I'm genuinely curious. Name the actual conditions. There are tons, so it should be easy, right? The whole idea of making someone else research it themselves kind of makes it seem as if you never have researched it yourself. I can't find a common medical condition that would cause someone to be severely underweight with treatment. Size is very much still within the average person's control. A medical condition would relate more to able bodied privilege than thin privilege.
Anything which causes malasbortion, there are many. Some people just have high 'metabolic rates.' Other times some conditions cause people to lose weight instead of gain weight. Feel free to google them.
The fashion industry is literally built on thin people. Up until VERY recently all new fashion models were stick thin.
I'm not even gonna bother going further on this.
If we're talking about fashion shows, you have to realize that's art. The designer cares more about the look than the buyer. They're artists. Model shapes come and go in fads, just like any form of art. Most of what goes into runways during fashion week isn't meant to be worn by anyone, it's a statement piece. You really can't compare them to everyday dress. If you're talking about advertising, nobody looks like the models in advertising, not even thin people. I'm very against unrealistic expectations, but I don't equate it with thin privilege. It's an issue that affects everyone, and dividing it between fat and thin negates the bigger issue itself.
Maybe it makes more sense to you now. I don't believe thin privilege exists because the examples of it are usually examples of some other sociatal problem masqueraded. It's taking away from the actual issue because you just divide the people affected by the problem.
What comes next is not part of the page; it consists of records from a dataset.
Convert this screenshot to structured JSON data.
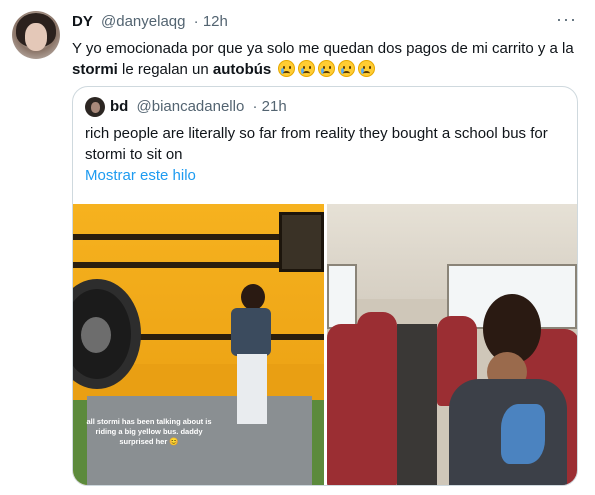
{
  "tweet": {
    "display_name": "DY",
    "handle": "@danyelaqg",
    "time": "· 12h",
    "more_icon": "more-horizontal-icon",
    "text_before": "Y yo emocionada por que ya solo me quedan dos pagos de mi carrito y a la ",
    "text_bold_1": "stormi",
    "text_middle": " le regalan un ",
    "text_bold_2": "autobús",
    "emoji_name": "crying-face-emoji",
    "emoji_count": 5
  },
  "quoted": {
    "display_name": "bd",
    "handle": "@biancadanello",
    "time": "· 21h",
    "text": "rich people are literally so far from reality they bought a school bus for stormi to sit on",
    "show_thread": "Mostrar este hilo",
    "image_caption": "all stormi has been talking about is riding a big yellow bus. daddy surprised her 😊"
  },
  "colors": {
    "link": "#1d9bf0",
    "secondary_text": "#536471",
    "border": "#cfd9de"
  }
}
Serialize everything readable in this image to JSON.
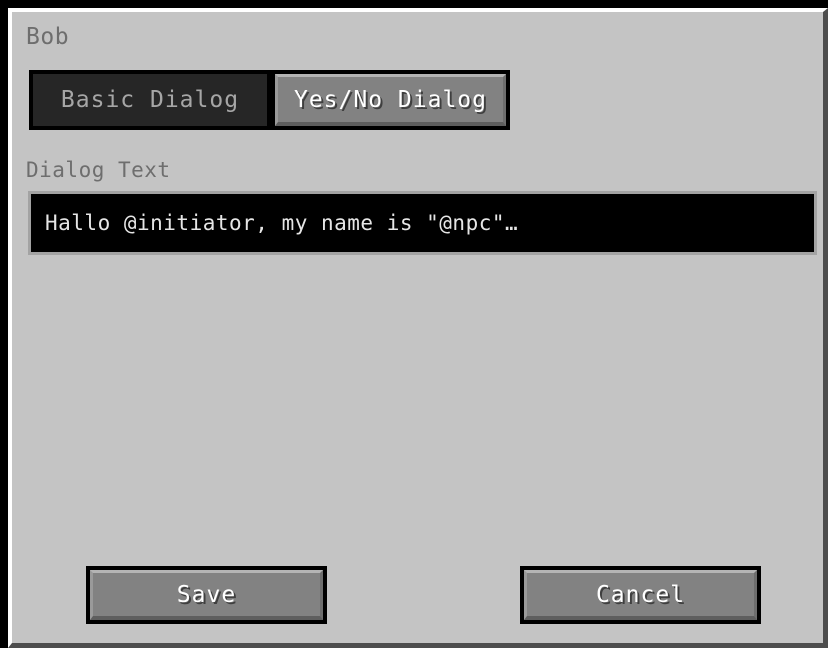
{
  "window": {
    "npc_name": "Bob",
    "frame_color": "#000000",
    "panel_color": "#c4c4c4",
    "bevel_highlight": "#ffffff",
    "bevel_shadow": "#4d4d4d"
  },
  "tabs": {
    "selected_index": 1,
    "items": [
      {
        "label": "Basic Dialog",
        "state": "inactive"
      },
      {
        "label": "Yes/No Dialog",
        "state": "active"
      }
    ],
    "active_bg": "#828282",
    "inactive_bg": "#262626"
  },
  "dialog_text_field": {
    "label": "Dialog Text",
    "value": "Hallo @initiator, my name is \"@npc\"…",
    "placeholder": "",
    "bg_color": "#000000",
    "text_color": "#e6e6e6",
    "border_color": "#a3a3a3"
  },
  "footer": {
    "save_label": "Save",
    "cancel_label": "Cancel",
    "button_bg": "#828282"
  }
}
No common medical conditions would cause anything significant while under treatment or when in remission. You can still gain weight. It's harder, yes, but still very much a possibility. When medical conditions that can do so to someone are ignored, its more of an able bodied problem than a body size problem. These medical conditions are (thankfully) not common, but I do conceded they exist. I don't see them as privilege.
Disorders include hyperthyroidism, inflamed tonsils, appendix problems, dysmenorrhea, ovarian cysts, cancer, intestinal parasites, stress in certain individuals, viral infections, bacterial infections, intestinal disorders like Crohns which cause malabsorbtion of nutrients, celiac disease, gastroparesis, and the disorder that I have called Cyclical Vomiting Syndrome. Considering 90% of serotonin is utilized in the digestive tract to cause peristalsis, mood disorders can cause problems with digestion such as IBS which is why it has such a high comorbidity with depression and anxiety.
Thin runs in my family but didn't necessarily reach me. My father's side had all boys that were incredibly athletic and rail thin. My sister was the same way. When she was 16 she had tonsil problems on top of it until she got the removed and once was 5'10" and 118 pounds. She was always teased and accused of being anorexic despite what I knew where she ate like a ravenous dog whenever she came home from track or cross country. She was hypoglycemic and genuinely couldn't get enough calories in her sometimes to support her basal metabolic rate.
Hopefully those genuine medical conditions and my own anecdote help understand that yes, some people are genuinely that thin and really, really wish they weren't.
Your sister is anecdotal, but she clearly wasn't eating right. Hypoglycemia is a medical condition she should have been seeing a dietician for. People do have different basal metabolic rates, which just means every person has to adjust according to their own needs. It's something people should be aware of, and something they very much can work around.
Not always, but it's not exactly common for weight not to be in someone's control. The average person does not have gastroporesis. It's a rare disease.
Except that you said above that they aren't given anything. So, to you, privileged is about getting something.
And weight isn't always in someone's control. I know a few people on feeding tubes because they have gastroporesis like @Tetiel mentioned.
Not given in the sense that someone is handed over privilege. Given like the invsivle knapsack. People with privilege are given advantages by that privilege itself.
I'm kind of curious what your definition of privilege is now. I've seen so many different ones. It seems like everyone has their own idea of what privilege means.
Edited by MozzarellaSticks, 14 July 2016 - 11:55 AM.